When the TNIV was launched I was asked to read it and to write an endorsement. I was reticent to do this because I had enough controversy in my life at that time. This would become another battle, as I saw it at the time, and the Lord knows I didn’t need more battles. But a friend at Zondervan urged me to take a look at the finished product and when I did I gladly endorsed the new TNIV. I eventually began to use it for study and preaching. I love it. It is not a “radical” translation but is it fresh and readable modern English version. It is a much improved NIV, exactly what IBS and Zondervan promised they would give us. But here is where the problems began all over again.

World Magazine, the publication that had originally stoked the fires of this controversy, did a cover story on the TNIV. That story was, in my view, an inaccurate and, at times, inflammatory account. I wrote a fairly brief letter to the editor. They published only a part of that letter. The end result was that I was made to look worse for my written effort. The result of this was to generate more mail, a great deal of it angry and accusatory. 99% of those who wrote to me did not know me and were not friends of this ministry. Most made assumptions and many called me names and expressed their horror at my departure from the faith. It was not very edifying stuff I assure you. At the time I was not prepared for this emotionally. And it didn’t help to get this avalanche of this kind of response. For about a month this barrage was non-stop.

Bible Experience

So when Zondervan recently announced that it was going to take the TNIV out of print I was chagrined. Seven years after I stuck my neck out it all comes to nothing. I still wonder why. This much I know—both the IBS and Zondervan announced a few weeks ago that a new NIV was going to come out in 2011 and the old NIV and TNIV would no longer be available. All of my personal investment in Bibles, and related study tools, are once again down the drain. Frankly, I am unhappy with this decision. I will explain why in just a moment.

Zondervan president Moe Girkins said, “Whatever its strengths were, the TNIV divided the evangelical Christian community.” What? The TNIV did not divide the evangelical community, this controversy did. And this controversy played on fear and innuendo to stoke a huge conflagration. As a result the TNIV never sold as Zondervan expected. I am aware enough of Bible publishing to know that sales are so important that unless projections are reached a version will likely die. When translations are linked to profits then they can get lost in the ebb and flow of events. Moe Girkins added, “We are correcting the mistakes in the past. Being as transparent as possible is part of that. This decision was made by the board in the last ten days.” The goal she added was to overhaul the NIV “in a way that unifies Christian evangelicalism.” My response is, no pun intended, “Good luck!” Evangelicalism is so divided that publishers and magazines will never unite it. That is a pipe dream. The only thing that might unite us is a common vision of the supremacy of Christ, a new commitment to core orthodoxy and a new loyalty to the missional mandate of Jesus Christ. This is not happening so we are inclined to think that a Bible translation will do what we have not done in being faithful to Christ.

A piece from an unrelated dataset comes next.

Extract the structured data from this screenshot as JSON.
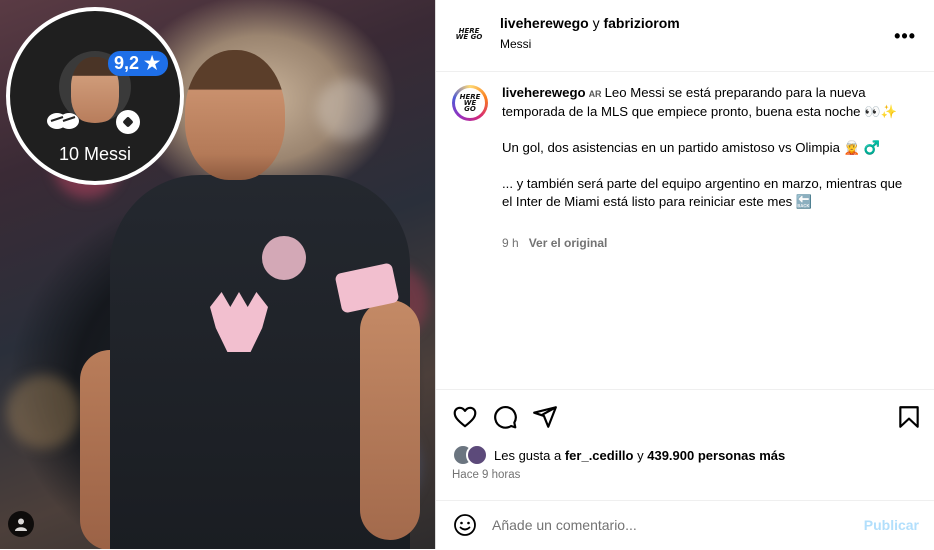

Look, what has divided us is politics, secular and ecclesial. This is really all about politics. Can we agree that the role of men and women in church leadership is not a “core” doctrinal issue? Can we agree that referring to men and women in public speech, in a way that is careful and wise, is important? I can hold my own views about what is appropriate to women in the church but it seems the far left and far right cannot accept me, or people like me, since they are unwilling to pursue peace on the basis of Christ and core orthodoxy. So evangelical politics again rises to the surface and the debates rage on. The losers are Christians who will not listen and learn from other Christians.